» **Material for the task**

◆ ◆ ◆

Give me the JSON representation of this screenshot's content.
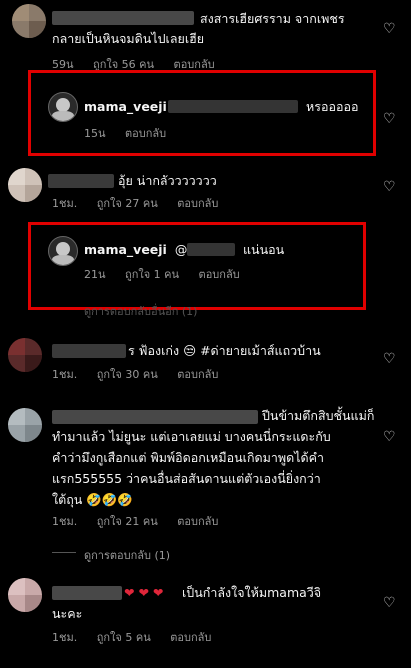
{
  "comments": [
    {
      "text": "สงสารเฮียศรราม จากเพชร",
      "text2": "กลายเป็นหินจมดินไปเลยเฮีย",
      "time": "59น",
      "likes": "ถูกใจ 56 คน",
      "reply": "ตอบกลับ"
    },
    {
      "user": "mama_veeji",
      "text": "หรอออออ",
      "time": "15น",
      "reply": "ตอบกลับ"
    },
    {
      "text": "อุ้ย น่ากลัววววววว",
      "time": "1ชม.",
      "likes": "ถูกใจ 27 คน",
      "reply": "ตอบกลับ"
    },
    {
      "user": "mama_veeji",
      "mention": "@",
      "text": "แน่นอน",
      "time": "21น",
      "likes": "ถูกใจ 1 คน",
      "reply": "ตอบกลับ"
    },
    {
      "text": "ร ฟ้องเก่ง 😒 #ด่ายายเม้าส์แถวบ้าน",
      "time": "1ชม.",
      "likes": "ถูกใจ 30 คน",
      "reply": "ตอบกลับ"
    },
    {
      "line1": "ปีนข้ามตึกสิบชั้นแม่ก็",
      "line2": "ทำมาแล้ว ไม่ยูนะ แต่เอาเลยแม่ บางคนนี่กระแดะกับ",
      "line3": "คำว่ามึงกูเสือกแต่ พิมพ์อิดอกเหมือนเกิดมาพูดได้คำ",
      "line4": "แรก555555 ว่าคนอื่นส่อสันดานแต่ตัวเองนี่ยิ่งกว่า",
      "line5": "ใต้ถุน 🤣🤣🤣",
      "time": "1ชม.",
      "likes": "ถูกใจ 21 คน",
      "reply": "ตอบกลับ"
    },
    {
      "text": "เป็นกำลังใจให้มmamaวีจิ",
      "text2": "นะคะ",
      "time": "1ชม.",
      "likes": "ถูกใจ 5 คน",
      "reply": "ตอบกลับ"
    }
  ],
  "partial_view_replies": "ดูการตอบกลับอื่นอีก (1)",
  "view_replies": "ดูการตอบกลับ (1)",
  "colors": {
    "highlight": "#e10000",
    "background": "#000000"
  },
  "icons": {
    "like": "heart-outline-icon"
  }
}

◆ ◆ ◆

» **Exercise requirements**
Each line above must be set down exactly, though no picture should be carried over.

» **Answer space**
Give me the JSON representation of this screenshot's content.
{
  "comments": [
    {
      "text": "สงสารเฮียศรราม จากเพชร",
      "text2": "กลายเป็นหินจมดินไปเลยเฮีย",
      "time": "59น",
      "likes": "ถูกใจ 56 คน",
      "reply": "ตอบกลับ"
    },
    {
      "user": "mama_veeji",
      "text": "หรอออออ",
      "time": "15น",
      "reply": "ตอบกลับ"
    },
    {
      "text": "อุ้ย น่ากลัววววววว",
      "time": "1ชม.",
      "likes": "ถูกใจ 27 คน",
      "reply": "ตอบกลับ"
    },
    {
      "user": "mama_veeji",
      "mention": "@",
      "text": "แน่นอน",
      "time": "21น",
      "likes": "ถูกใจ 1 คน",
      "reply": "ตอบกลับ"
    },
    {
      "text": "ร ฟ้องเก่ง 😒 #ด่ายายเม้าส์แถวบ้าน",
      "time": "1ชม.",
      "likes": "ถูกใจ 30 คน",
      "reply": "ตอบกลับ"
    },
    {
      "line1": "ปีนข้ามตึกสิบชั้นแม่ก็",
      "line2": "ทำมาแล้ว ไม่ยูนะ แต่เอาเลยแม่ บางคนนี่กระแดะกับ",
      "line3": "คำว่ามึงกูเสือกแต่ พิมพ์อิดอกเหมือนเกิดมาพูดได้คำ",
      "line4": "แรก555555 ว่าคนอื่นส่อสันดานแต่ตัวเองนี่ยิ่งกว่า",
      "line5": "ใต้ถุน 🤣🤣🤣",
      "time": "1ชม.",
      "likes": "ถูกใจ 21 คน",
      "reply": "ตอบกลับ"
    },
    {
      "text": "เป็นกำลังใจให้มmamaวีจิ",
      "text2": "นะคะ",
      "time": "1ชม.",
      "likes": "ถูกใจ 5 คน",
      "reply": "ตอบกลับ"
    }
  ],
  "partial_view_replies": "ดูการตอบกลับอื่นอีก (1)",
  "view_replies": "ดูการตอบกลับ (1)",
  "colors": {
    "highlight": "#e10000",
    "background": "#000000"
  },
  "icons": {
    "like": "heart-outline-icon"
  }
}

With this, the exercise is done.